# Activity
The answer must consist of every line from the entries that holds the word "Australia".

[Records from a dataset]
+===+
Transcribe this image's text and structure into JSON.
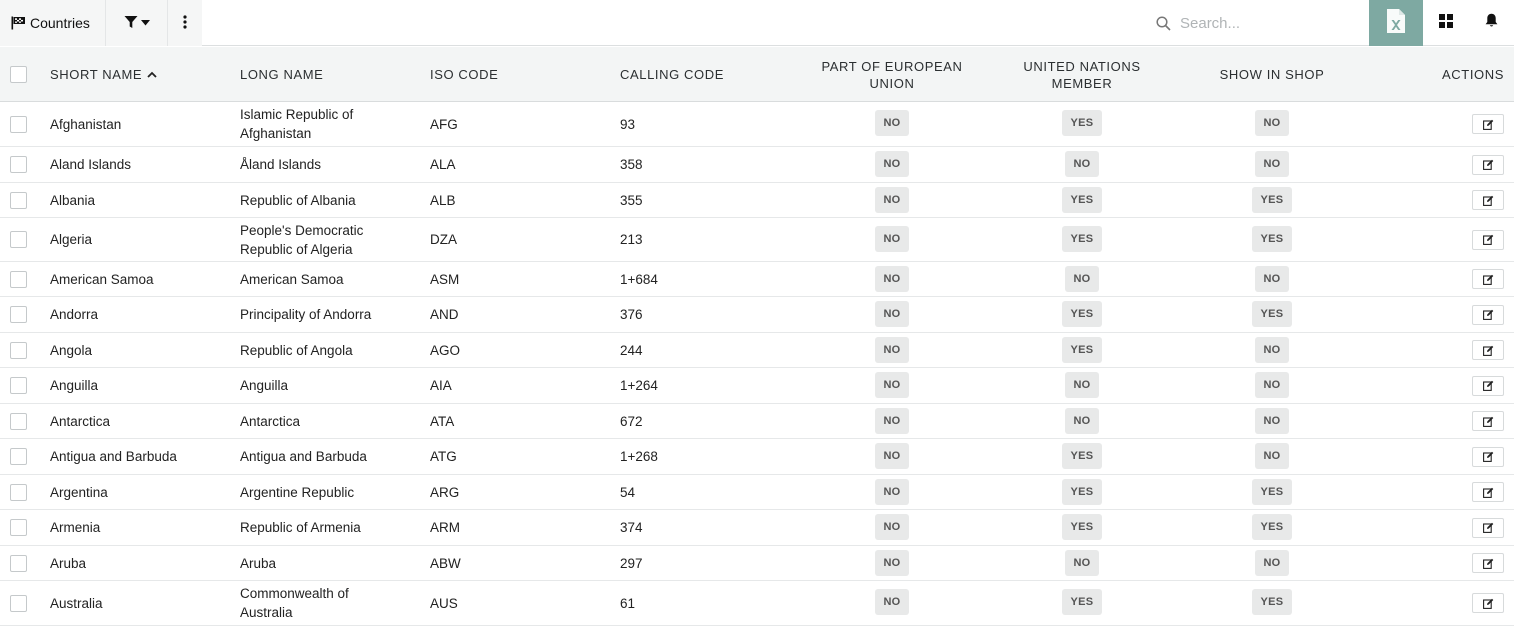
{
  "toolbar": {
    "title": "Countries",
    "search_placeholder": "Search...",
    "icons": {
      "flag": "flag-icon",
      "filter": "filter-icon",
      "more": "more-vertical-icon",
      "excel": "excel-export-icon",
      "grid": "grid-layout-icon",
      "bell": "bell-icon"
    }
  },
  "colors": {
    "excel_button_bg": "#7ea9a2",
    "header_bg": "#f3f5f5",
    "badge_bg": "#e8e9e9"
  },
  "table": {
    "headers": {
      "short_name": "SHORT NAME",
      "long_name": "LONG NAME",
      "iso_code": "ISO CODE",
      "calling_code": "CALLING CODE",
      "eu": "PART OF EUROPEAN UNION",
      "un": "UNITED NATIONS MEMBER",
      "shop": "SHOW IN SHOP",
      "actions": "ACTIONS"
    },
    "sort": {
      "column": "short_name",
      "direction": "ascending"
    },
    "rows": [
      {
        "short": "Afghanistan",
        "long": "Islamic Republic of Afghanistan",
        "iso": "AFG",
        "calling": "93",
        "eu": "NO",
        "un": "YES",
        "shop": "NO"
      },
      {
        "short": "Aland Islands",
        "long": "Åland Islands",
        "iso": "ALA",
        "calling": "358",
        "eu": "NO",
        "un": "NO",
        "shop": "NO"
      },
      {
        "short": "Albania",
        "long": "Republic of Albania",
        "iso": "ALB",
        "calling": "355",
        "eu": "NO",
        "un": "YES",
        "shop": "YES"
      },
      {
        "short": "Algeria",
        "long": "People's Democratic Republic of Algeria",
        "iso": "DZA",
        "calling": "213",
        "eu": "NO",
        "un": "YES",
        "shop": "YES"
      },
      {
        "short": "American Samoa",
        "long": "American Samoa",
        "iso": "ASM",
        "calling": "1+684",
        "eu": "NO",
        "un": "NO",
        "shop": "NO"
      },
      {
        "short": "Andorra",
        "long": "Principality of Andorra",
        "iso": "AND",
        "calling": "376",
        "eu": "NO",
        "un": "YES",
        "shop": "YES"
      },
      {
        "short": "Angola",
        "long": "Republic of Angola",
        "iso": "AGO",
        "calling": "244",
        "eu": "NO",
        "un": "YES",
        "shop": "NO"
      },
      {
        "short": "Anguilla",
        "long": "Anguilla",
        "iso": "AIA",
        "calling": "1+264",
        "eu": "NO",
        "un": "NO",
        "shop": "NO"
      },
      {
        "short": "Antarctica",
        "long": "Antarctica",
        "iso": "ATA",
        "calling": "672",
        "eu": "NO",
        "un": "NO",
        "shop": "NO"
      },
      {
        "short": "Antigua and Barbuda",
        "long": "Antigua and Barbuda",
        "iso": "ATG",
        "calling": "1+268",
        "eu": "NO",
        "un": "YES",
        "shop": "NO"
      },
      {
        "short": "Argentina",
        "long": "Argentine Republic",
        "iso": "ARG",
        "calling": "54",
        "eu": "NO",
        "un": "YES",
        "shop": "YES"
      },
      {
        "short": "Armenia",
        "long": "Republic of Armenia",
        "iso": "ARM",
        "calling": "374",
        "eu": "NO",
        "un": "YES",
        "shop": "YES"
      },
      {
        "short": "Aruba",
        "long": "Aruba",
        "iso": "ABW",
        "calling": "297",
        "eu": "NO",
        "un": "NO",
        "shop": "NO"
      },
      {
        "short": "Australia",
        "long": "Commonwealth of Australia",
        "iso": "AUS",
        "calling": "61",
        "eu": "NO",
        "un": "YES",
        "shop": "YES"
      }
    ]
  }
}
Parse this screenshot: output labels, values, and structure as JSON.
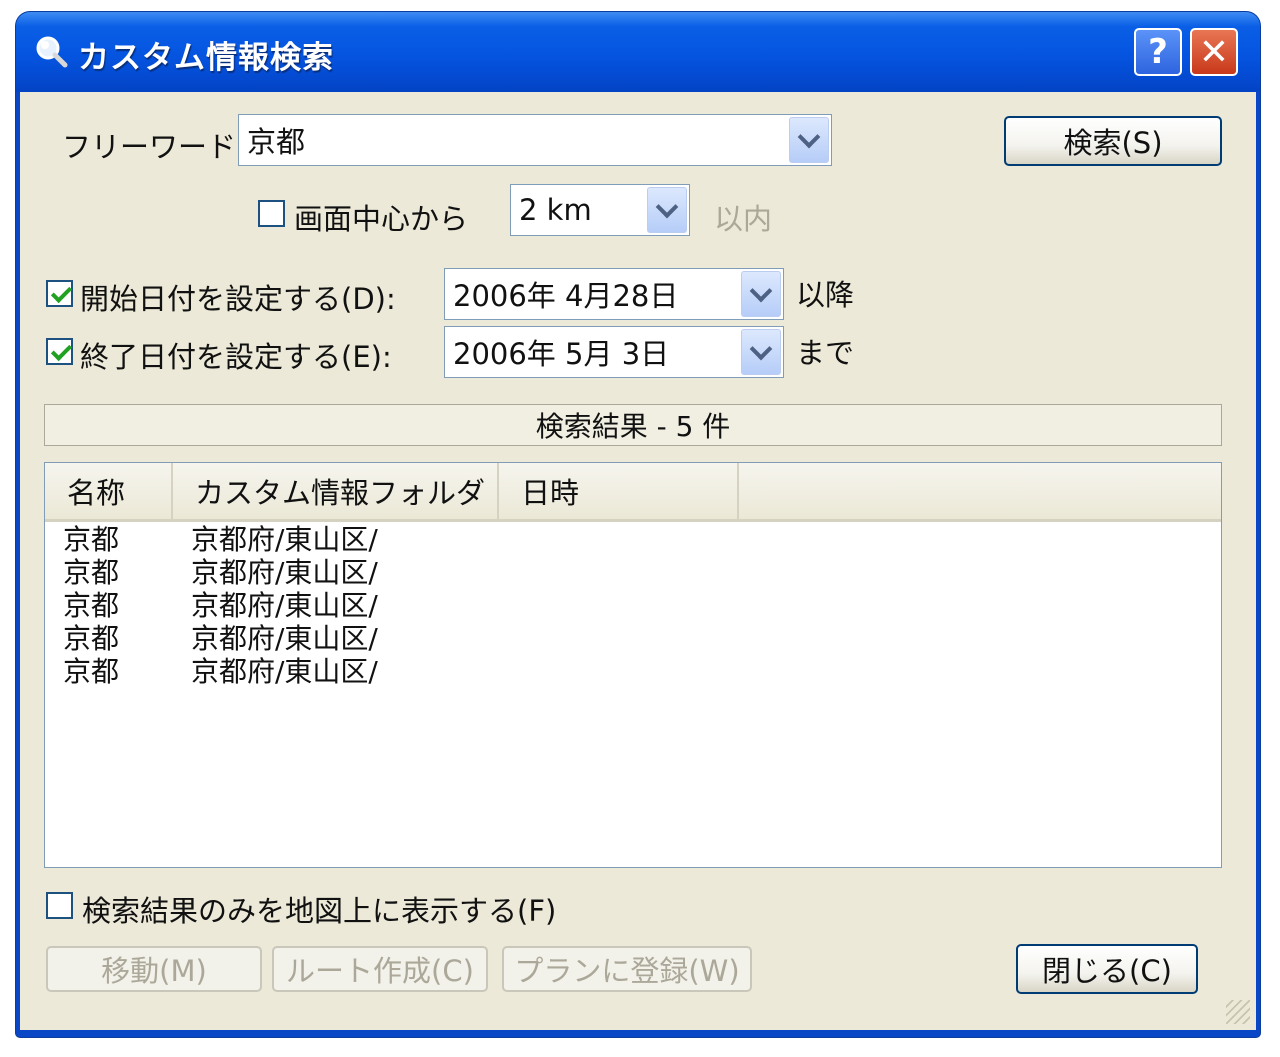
{
  "window": {
    "title": "カスタム情報検索",
    "help_label": "?",
    "close_label": "✕"
  },
  "search": {
    "freeword_label": "フリーワード:",
    "freeword_value": "京都",
    "search_button": "検索(S)",
    "center_checkbox_label": "画面中心から",
    "center_checkbox_checked": false,
    "distance_value": "2 km",
    "within_label": "以内"
  },
  "dates": {
    "start_label": "開始日付を設定する(D):",
    "start_checked": true,
    "start_value": "2006年  4月28日",
    "start_suffix": "以降",
    "end_label": "終了日付を設定する(E):",
    "end_checked": true,
    "end_value": "2006年  5月  3日",
    "end_suffix": "まで"
  },
  "results": {
    "status": "検索結果 - 5 件",
    "columns": [
      "名称",
      "カスタム情報フォルダ",
      "日時"
    ],
    "rows": [
      [
        "京都",
        "京都府/東山区/",
        ""
      ],
      [
        "京都",
        "京都府/東山区/",
        ""
      ],
      [
        "京都",
        "京都府/東山区/",
        ""
      ],
      [
        "京都",
        "京都府/東山区/",
        ""
      ],
      [
        "京都",
        "京都府/東山区/",
        ""
      ]
    ]
  },
  "options": {
    "map_only_label": "検索結果のみを地図上に表示する(F)",
    "map_only_checked": false
  },
  "buttons": {
    "move": "移動(M)",
    "route": "ルート作成(C)",
    "plan": "プランに登録(W)",
    "close": "閉じる(C)"
  },
  "colors": {
    "title_bar": "#0554e0",
    "dialog_face": "#ece9d8",
    "close_button": "#c8391a",
    "checkmark": "#21a121"
  },
  "icons": [
    "magnifier-icon",
    "help-icon",
    "close-icon",
    "chevron-down-icon",
    "checkmark-icon",
    "resize-grip-icon"
  ]
}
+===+
# Answer for this exercise
        "short": "Australia",
        "long": "Commonwealth of Australia",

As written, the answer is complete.